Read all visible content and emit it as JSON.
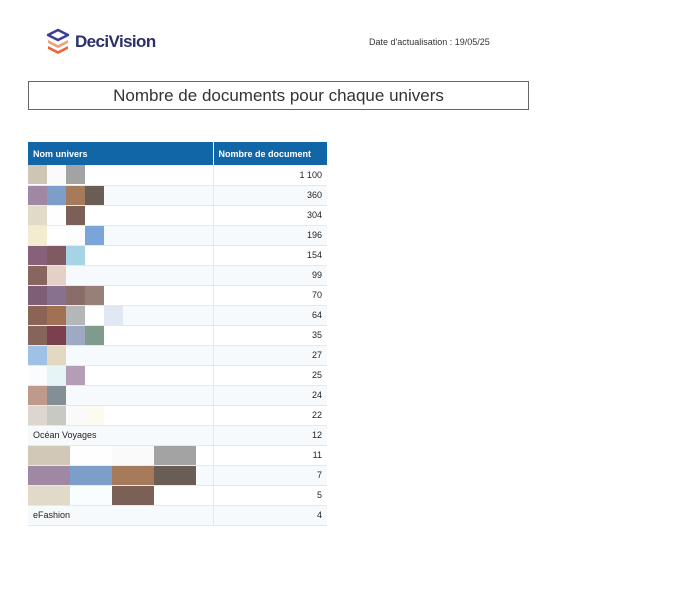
{
  "header": {
    "brand": "DeciVision",
    "update_label": "Date d'actualisation : 19/05/25"
  },
  "report": {
    "title": "Nombre de documents pour chaque univers"
  },
  "table": {
    "columns": [
      "Nom univers",
      "Nombre de document"
    ],
    "rows": [
      {
        "name": "",
        "count": "1 100",
        "pixels": [
          "#cfc5b4",
          "#fafafa",
          "#a3a3a3"
        ]
      },
      {
        "name": "",
        "count": "360",
        "pixels": [
          "#a087a4",
          "#7c9ec8",
          "#a67b5c",
          "#6a5d56"
        ]
      },
      {
        "name": "",
        "count": "304",
        "pixels": [
          "#e2dac9",
          "#fefefe",
          "#7b6057"
        ]
      },
      {
        "name": "",
        "count": "196",
        "pixels": [
          "#f4ecd1",
          "#ffffff",
          "#fdfdfd",
          "#7ba5d8"
        ]
      },
      {
        "name": "",
        "count": "154",
        "pixels": [
          "#87607a",
          "#7f5a63",
          "#a7d3e6"
        ]
      },
      {
        "name": "",
        "count": "99",
        "pixels": [
          "#86665e",
          "#e3d1c7"
        ]
      },
      {
        "name": "",
        "count": "70",
        "pixels": [
          "#7e5e76",
          "#86718f",
          "#8a6c68",
          "#968077"
        ]
      },
      {
        "name": "",
        "count": "64",
        "pixels": [
          "#8c6456",
          "#a17153",
          "#b4b6b8",
          "#ffffff",
          "#e0e9f3"
        ]
      },
      {
        "name": "",
        "count": "35",
        "pixels": [
          "#86635b",
          "#7c3f4e",
          "#9fa9c3",
          "#7f9b8b"
        ]
      },
      {
        "name": "",
        "count": "27",
        "pixels": [
          "#a0c1e6",
          "#e3d8c2"
        ]
      },
      {
        "name": "",
        "count": "25",
        "pixels": [
          "#fafcfd",
          "#e6f4f5",
          "#b59eb5"
        ]
      },
      {
        "name": "",
        "count": "24",
        "pixels": [
          "#bd9a8b",
          "#858d96"
        ]
      },
      {
        "name": "",
        "count": "22",
        "pixels": [
          "#ddd5cf",
          "#c9c9c3",
          "#fafafa",
          "#fbfbf2"
        ]
      },
      {
        "name": "Océan Voyages",
        "count": "12",
        "pixels": []
      },
      {
        "name": "",
        "count": "11",
        "pixels": [
          "#d1c8b8",
          "#fefefe",
          "#fafafa",
          "#a3a3a3"
        ],
        "big": true
      },
      {
        "name": "",
        "count": "7",
        "pixels": [
          "#a087a4",
          "#7c9ec8",
          "#a67b5c",
          "#6a5d56"
        ],
        "big": true
      },
      {
        "name": "",
        "count": "5",
        "pixels": [
          "#e2dac9",
          "#f8fdff",
          "#7b6057",
          "#ffffff"
        ],
        "big": true
      },
      {
        "name": "eFashion",
        "count": "4",
        "pixels": []
      }
    ]
  },
  "colors": {
    "header_bg": "#1166a8",
    "brand_text": "#2b2f6b",
    "logo_primary": "#3b3d94",
    "logo_accent": "#e8683c"
  }
}
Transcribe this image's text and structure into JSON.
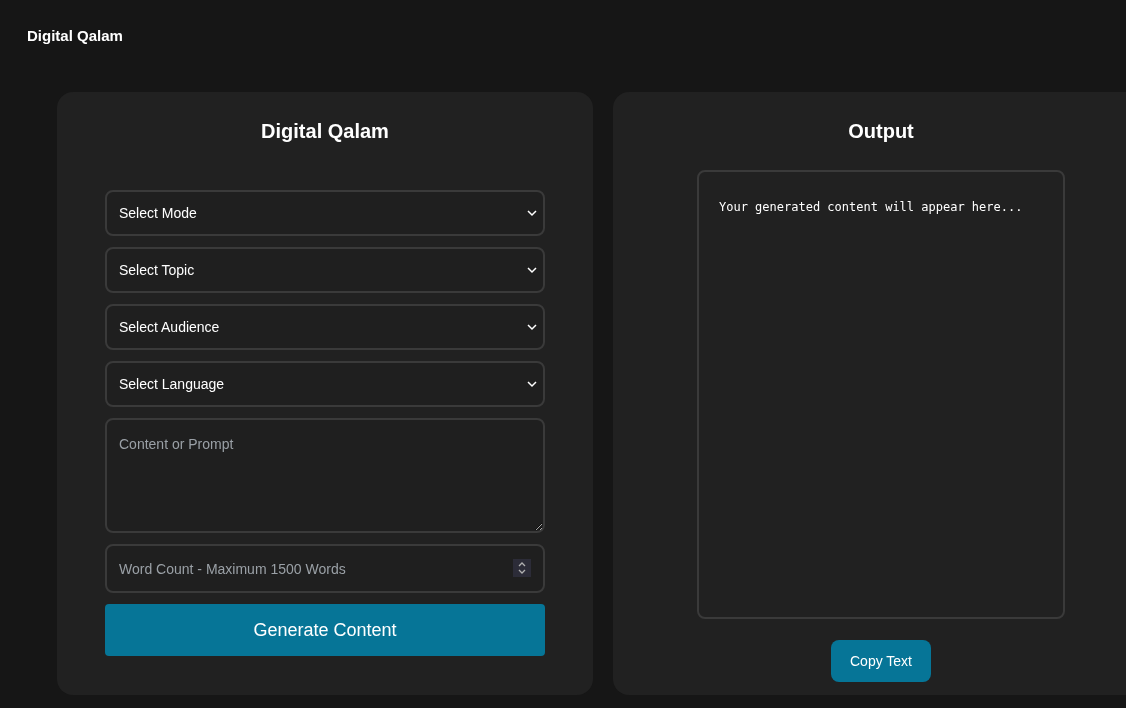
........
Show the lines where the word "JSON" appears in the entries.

Read all visible content and emit it as JSON.
Transcribe this image's text and structure into JSON.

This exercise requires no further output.